<<<<

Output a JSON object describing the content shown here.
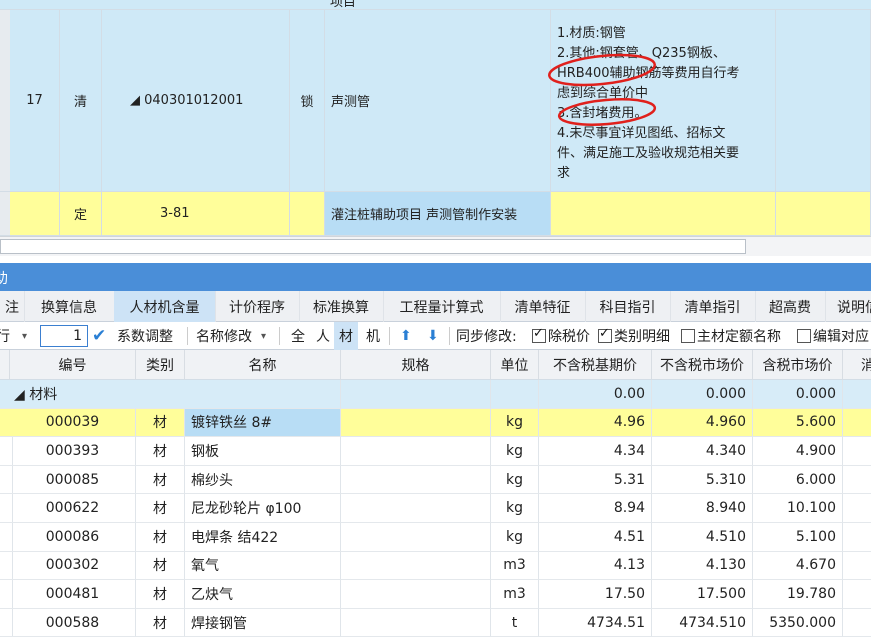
{
  "upper": {
    "row17": {
      "num": "17",
      "type": "清",
      "code": "◢ 040301012001",
      "lock": "锁",
      "name": "声测管",
      "desc": [
        "1.材质:钢管",
        "2.其他:钢套管、Q235钢板、",
        "HRB400辅助钢筋等费用自行考",
        "虑到综合单价中",
        "3.含封堵费用。",
        "4.未尽事宜详见图纸、招标文",
        "件、满足施工及验收规范相关要",
        "求"
      ]
    },
    "rowdef": {
      "type": "定",
      "code": "3-81",
      "name": "灌注桩辅助项目 声测管制作安装"
    },
    "top_partial": "项目"
  },
  "panel_title_fragment": "助",
  "tabs": [
    "注",
    "换算信息",
    "人材机含量",
    "计价程序",
    "标准换算",
    "工程量计算式",
    "清单特征",
    "科目指引",
    "清单指引",
    "超高费",
    "说明信"
  ],
  "active_tab": "人材机含量",
  "toolbar": {
    "row_label": "行",
    "qty_value": "1",
    "coef_label": "系数调整",
    "rename_label": "名称修改",
    "filters": [
      "全",
      "人",
      "材",
      "机"
    ],
    "active_filter": "材",
    "sync_label": "同步修改:",
    "check1_label": "除税价",
    "check2_label": "类别明细",
    "check3_label": "主材定额名称",
    "check4_label": "编辑对应"
  },
  "lower": {
    "columns": [
      "编号",
      "类别",
      "名称",
      "规格",
      "单位",
      "不含税基期价",
      "不含税市场价",
      "含税市场价",
      "消"
    ],
    "group": {
      "label": "◢ 材料",
      "v1": "0.00",
      "v2": "0.000",
      "v3": "0.000"
    },
    "rows": [
      {
        "code": "000039",
        "cat": "材",
        "name": "镀锌铁丝 8#",
        "spec": "",
        "unit": "kg",
        "base": "4.96",
        "market": "4.960",
        "tax": "5.600"
      },
      {
        "code": "000393",
        "cat": "材",
        "name": "钢板",
        "spec": "",
        "unit": "kg",
        "base": "4.34",
        "market": "4.340",
        "tax": "4.900"
      },
      {
        "code": "000085",
        "cat": "材",
        "name": "棉纱头",
        "spec": "",
        "unit": "kg",
        "base": "5.31",
        "market": "5.310",
        "tax": "6.000"
      },
      {
        "code": "000622",
        "cat": "材",
        "name": "尼龙砂轮片 φ100",
        "spec": "",
        "unit": "kg",
        "base": "8.94",
        "market": "8.940",
        "tax": "10.100"
      },
      {
        "code": "000086",
        "cat": "材",
        "name": "电焊条 结422",
        "spec": "",
        "unit": "kg",
        "base": "4.51",
        "market": "4.510",
        "tax": "5.100"
      },
      {
        "code": "000302",
        "cat": "材",
        "name": "氧气",
        "spec": "",
        "unit": "m3",
        "base": "4.13",
        "market": "4.130",
        "tax": "4.670"
      },
      {
        "code": "000481",
        "cat": "材",
        "name": "乙炔气",
        "spec": "",
        "unit": "m3",
        "base": "17.50",
        "market": "17.500",
        "tax": "19.780"
      },
      {
        "code": "000588",
        "cat": "材",
        "name": "焊接钢管",
        "spec": "",
        "unit": "t",
        "base": "4734.51",
        "market": "4734.510",
        "tax": "5350.000"
      }
    ]
  },
  "colors": {
    "selected_row": "#fffe9a",
    "row_blue": "#cfe9f7",
    "header_band": "#4a8ed8",
    "annotation_red": "#e0201c"
  }
}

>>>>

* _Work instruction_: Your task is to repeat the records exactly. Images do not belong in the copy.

* _Output_:
Output a JSON object describing the content shown here.
{
  "upper": {
    "row17": {
      "num": "17",
      "type": "清",
      "code": "◢ 040301012001",
      "lock": "锁",
      "name": "声测管",
      "desc": [
        "1.材质:钢管",
        "2.其他:钢套管、Q235钢板、",
        "HRB400辅助钢筋等费用自行考",
        "虑到综合单价中",
        "3.含封堵费用。",
        "4.未尽事宜详见图纸、招标文",
        "件、满足施工及验收规范相关要",
        "求"
      ]
    },
    "rowdef": {
      "type": "定",
      "code": "3-81",
      "name": "灌注桩辅助项目 声测管制作安装"
    },
    "top_partial": "项目"
  },
  "panel_title_fragment": "助",
  "tabs": [
    "注",
    "换算信息",
    "人材机含量",
    "计价程序",
    "标准换算",
    "工程量计算式",
    "清单特征",
    "科目指引",
    "清单指引",
    "超高费",
    "说明信"
  ],
  "active_tab": "人材机含量",
  "toolbar": {
    "row_label": "行",
    "qty_value": "1",
    "coef_label": "系数调整",
    "rename_label": "名称修改",
    "filters": [
      "全",
      "人",
      "材",
      "机"
    ],
    "active_filter": "材",
    "sync_label": "同步修改:",
    "check1_label": "除税价",
    "check2_label": "类别明细",
    "check3_label": "主材定额名称",
    "check4_label": "编辑对应"
  },
  "lower": {
    "columns": [
      "编号",
      "类别",
      "名称",
      "规格",
      "单位",
      "不含税基期价",
      "不含税市场价",
      "含税市场价",
      "消"
    ],
    "group": {
      "label": "◢ 材料",
      "v1": "0.00",
      "v2": "0.000",
      "v3": "0.000"
    },
    "rows": [
      {
        "code": "000039",
        "cat": "材",
        "name": "镀锌铁丝 8#",
        "spec": "",
        "unit": "kg",
        "base": "4.96",
        "market": "4.960",
        "tax": "5.600"
      },
      {
        "code": "000393",
        "cat": "材",
        "name": "钢板",
        "spec": "",
        "unit": "kg",
        "base": "4.34",
        "market": "4.340",
        "tax": "4.900"
      },
      {
        "code": "000085",
        "cat": "材",
        "name": "棉纱头",
        "spec": "",
        "unit": "kg",
        "base": "5.31",
        "market": "5.310",
        "tax": "6.000"
      },
      {
        "code": "000622",
        "cat": "材",
        "name": "尼龙砂轮片 φ100",
        "spec": "",
        "unit": "kg",
        "base": "8.94",
        "market": "8.940",
        "tax": "10.100"
      },
      {
        "code": "000086",
        "cat": "材",
        "name": "电焊条 结422",
        "spec": "",
        "unit": "kg",
        "base": "4.51",
        "market": "4.510",
        "tax": "5.100"
      },
      {
        "code": "000302",
        "cat": "材",
        "name": "氧气",
        "spec": "",
        "unit": "m3",
        "base": "4.13",
        "market": "4.130",
        "tax": "4.670"
      },
      {
        "code": "000481",
        "cat": "材",
        "name": "乙炔气",
        "spec": "",
        "unit": "m3",
        "base": "17.50",
        "market": "17.500",
        "tax": "19.780"
      },
      {
        "code": "000588",
        "cat": "材",
        "name": "焊接钢管",
        "spec": "",
        "unit": "t",
        "base": "4734.51",
        "market": "4734.510",
        "tax": "5350.000"
      }
    ]
  },
  "colors": {
    "selected_row": "#fffe9a",
    "row_blue": "#cfe9f7",
    "header_band": "#4a8ed8",
    "annotation_red": "#e0201c"
  }
}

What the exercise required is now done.